TIRUNELVELI: Farmers growing ‘amla’ (gooseberry) in the district have been advised to go for the manufacture of value added products, since demand for these products across the globe is said to be good.
According to T.V. Katchi Jamal, Deputy Director of Horticulture, Tirunelveli, with many people preferring naturopathy to cure minor ailments or disorders, consumption of ‘amla’ is on the rise and has resulted in large scale cultivation of the fruit, Emblica officinalis, which is its botanical name.
Having its origin in Central and Southern India, ‘amla,’ a rich source of vitamin C, is one of the important fruits found in Ayurvedic formulations. Though table value for this fruit as such is little due to its high acidic or astringent taste, consumption of ‘amla’ in the value-added form has increased exponentially in the recent past, taking the demand to an unprecedented level.
With the implementation of National Horticulture Mission, area under this crop has crossed 2,000 hectares in Tirunelveli district alone and, naturally, productivity of ‘amla’ has increased manifold. Farmers and entrepreneurs hence can attune the taste of the fruit and increase the consumption, Mr. Jamal says.
“Amla is not only a wonderful antioxidant, but also has anti-bacterial, anabolic, hypolipidemic and hypotensive relieving qualities. Studies have proved that ‘amla’ is exceptionally rich in vitamin C (720 mgm to 980 mgm per 100 gm/ml) and pectin containing more than 150 times compared to apple, 30 times to orange and 20 times to that of lemon. Minerals and vitamins content in the fruit does not diminish even after processing it,” Mr. Jamal says.
Horticultural Officer, Palayamkottai, S. Raja Mohamed, says that scope for preparing around 10 value-added products of ‘amla’ and selling them in the Indian markets is quite satisfactory.
“Amla juice, amla powder, amla candy, amla chatpat, amla laddoo, amla pulp, amla burfi, amla murrabba etc., can be prepared by using traditional medicinal plants being used by our ancestors for several hundreds of years. When value-added horticultural products were displayed in New Delhi some months ago, a stall had been dedicated exclusively to showcase value-added ‘amla’ products, which proves the business potential of the fruit,” Mr. Mohamed says.

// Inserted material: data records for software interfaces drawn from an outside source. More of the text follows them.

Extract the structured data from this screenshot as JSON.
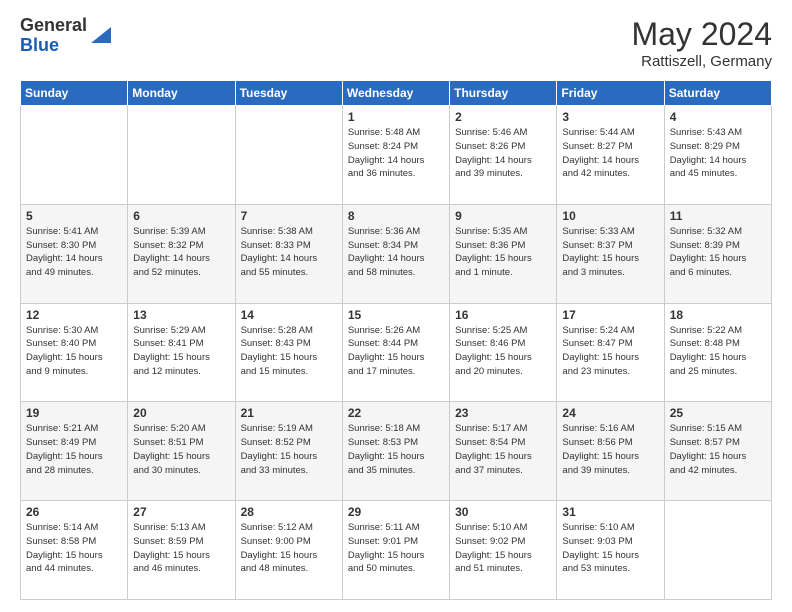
{
  "header": {
    "logo_general": "General",
    "logo_blue": "Blue",
    "month_title": "May 2024",
    "subtitle": "Rattiszell, Germany"
  },
  "days_of_week": [
    "Sunday",
    "Monday",
    "Tuesday",
    "Wednesday",
    "Thursday",
    "Friday",
    "Saturday"
  ],
  "weeks": [
    [
      {
        "day": "",
        "info": ""
      },
      {
        "day": "",
        "info": ""
      },
      {
        "day": "",
        "info": ""
      },
      {
        "day": "1",
        "info": "Sunrise: 5:48 AM\nSunset: 8:24 PM\nDaylight: 14 hours\nand 36 minutes."
      },
      {
        "day": "2",
        "info": "Sunrise: 5:46 AM\nSunset: 8:26 PM\nDaylight: 14 hours\nand 39 minutes."
      },
      {
        "day": "3",
        "info": "Sunrise: 5:44 AM\nSunset: 8:27 PM\nDaylight: 14 hours\nand 42 minutes."
      },
      {
        "day": "4",
        "info": "Sunrise: 5:43 AM\nSunset: 8:29 PM\nDaylight: 14 hours\nand 45 minutes."
      }
    ],
    [
      {
        "day": "5",
        "info": "Sunrise: 5:41 AM\nSunset: 8:30 PM\nDaylight: 14 hours\nand 49 minutes."
      },
      {
        "day": "6",
        "info": "Sunrise: 5:39 AM\nSunset: 8:32 PM\nDaylight: 14 hours\nand 52 minutes."
      },
      {
        "day": "7",
        "info": "Sunrise: 5:38 AM\nSunset: 8:33 PM\nDaylight: 14 hours\nand 55 minutes."
      },
      {
        "day": "8",
        "info": "Sunrise: 5:36 AM\nSunset: 8:34 PM\nDaylight: 14 hours\nand 58 minutes."
      },
      {
        "day": "9",
        "info": "Sunrise: 5:35 AM\nSunset: 8:36 PM\nDaylight: 15 hours\nand 1 minute."
      },
      {
        "day": "10",
        "info": "Sunrise: 5:33 AM\nSunset: 8:37 PM\nDaylight: 15 hours\nand 3 minutes."
      },
      {
        "day": "11",
        "info": "Sunrise: 5:32 AM\nSunset: 8:39 PM\nDaylight: 15 hours\nand 6 minutes."
      }
    ],
    [
      {
        "day": "12",
        "info": "Sunrise: 5:30 AM\nSunset: 8:40 PM\nDaylight: 15 hours\nand 9 minutes."
      },
      {
        "day": "13",
        "info": "Sunrise: 5:29 AM\nSunset: 8:41 PM\nDaylight: 15 hours\nand 12 minutes."
      },
      {
        "day": "14",
        "info": "Sunrise: 5:28 AM\nSunset: 8:43 PM\nDaylight: 15 hours\nand 15 minutes."
      },
      {
        "day": "15",
        "info": "Sunrise: 5:26 AM\nSunset: 8:44 PM\nDaylight: 15 hours\nand 17 minutes."
      },
      {
        "day": "16",
        "info": "Sunrise: 5:25 AM\nSunset: 8:46 PM\nDaylight: 15 hours\nand 20 minutes."
      },
      {
        "day": "17",
        "info": "Sunrise: 5:24 AM\nSunset: 8:47 PM\nDaylight: 15 hours\nand 23 minutes."
      },
      {
        "day": "18",
        "info": "Sunrise: 5:22 AM\nSunset: 8:48 PM\nDaylight: 15 hours\nand 25 minutes."
      }
    ],
    [
      {
        "day": "19",
        "info": "Sunrise: 5:21 AM\nSunset: 8:49 PM\nDaylight: 15 hours\nand 28 minutes."
      },
      {
        "day": "20",
        "info": "Sunrise: 5:20 AM\nSunset: 8:51 PM\nDaylight: 15 hours\nand 30 minutes."
      },
      {
        "day": "21",
        "info": "Sunrise: 5:19 AM\nSunset: 8:52 PM\nDaylight: 15 hours\nand 33 minutes."
      },
      {
        "day": "22",
        "info": "Sunrise: 5:18 AM\nSunset: 8:53 PM\nDaylight: 15 hours\nand 35 minutes."
      },
      {
        "day": "23",
        "info": "Sunrise: 5:17 AM\nSunset: 8:54 PM\nDaylight: 15 hours\nand 37 minutes."
      },
      {
        "day": "24",
        "info": "Sunrise: 5:16 AM\nSunset: 8:56 PM\nDaylight: 15 hours\nand 39 minutes."
      },
      {
        "day": "25",
        "info": "Sunrise: 5:15 AM\nSunset: 8:57 PM\nDaylight: 15 hours\nand 42 minutes."
      }
    ],
    [
      {
        "day": "26",
        "info": "Sunrise: 5:14 AM\nSunset: 8:58 PM\nDaylight: 15 hours\nand 44 minutes."
      },
      {
        "day": "27",
        "info": "Sunrise: 5:13 AM\nSunset: 8:59 PM\nDaylight: 15 hours\nand 46 minutes."
      },
      {
        "day": "28",
        "info": "Sunrise: 5:12 AM\nSunset: 9:00 PM\nDaylight: 15 hours\nand 48 minutes."
      },
      {
        "day": "29",
        "info": "Sunrise: 5:11 AM\nSunset: 9:01 PM\nDaylight: 15 hours\nand 50 minutes."
      },
      {
        "day": "30",
        "info": "Sunrise: 5:10 AM\nSunset: 9:02 PM\nDaylight: 15 hours\nand 51 minutes."
      },
      {
        "day": "31",
        "info": "Sunrise: 5:10 AM\nSunset: 9:03 PM\nDaylight: 15 hours\nand 53 minutes."
      },
      {
        "day": "",
        "info": ""
      }
    ]
  ]
}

Farmers and entrepreneurs interested in ‘amla’ processing can get training at Post Harvest Technology Centre, Tamil Nadu Agricultural University, Coimbatore. Incubator facility is also available at this centre and is provided to any progressive entrepreneur on a contract basis for one year, for which membership fee is Rs. 5,000, he says.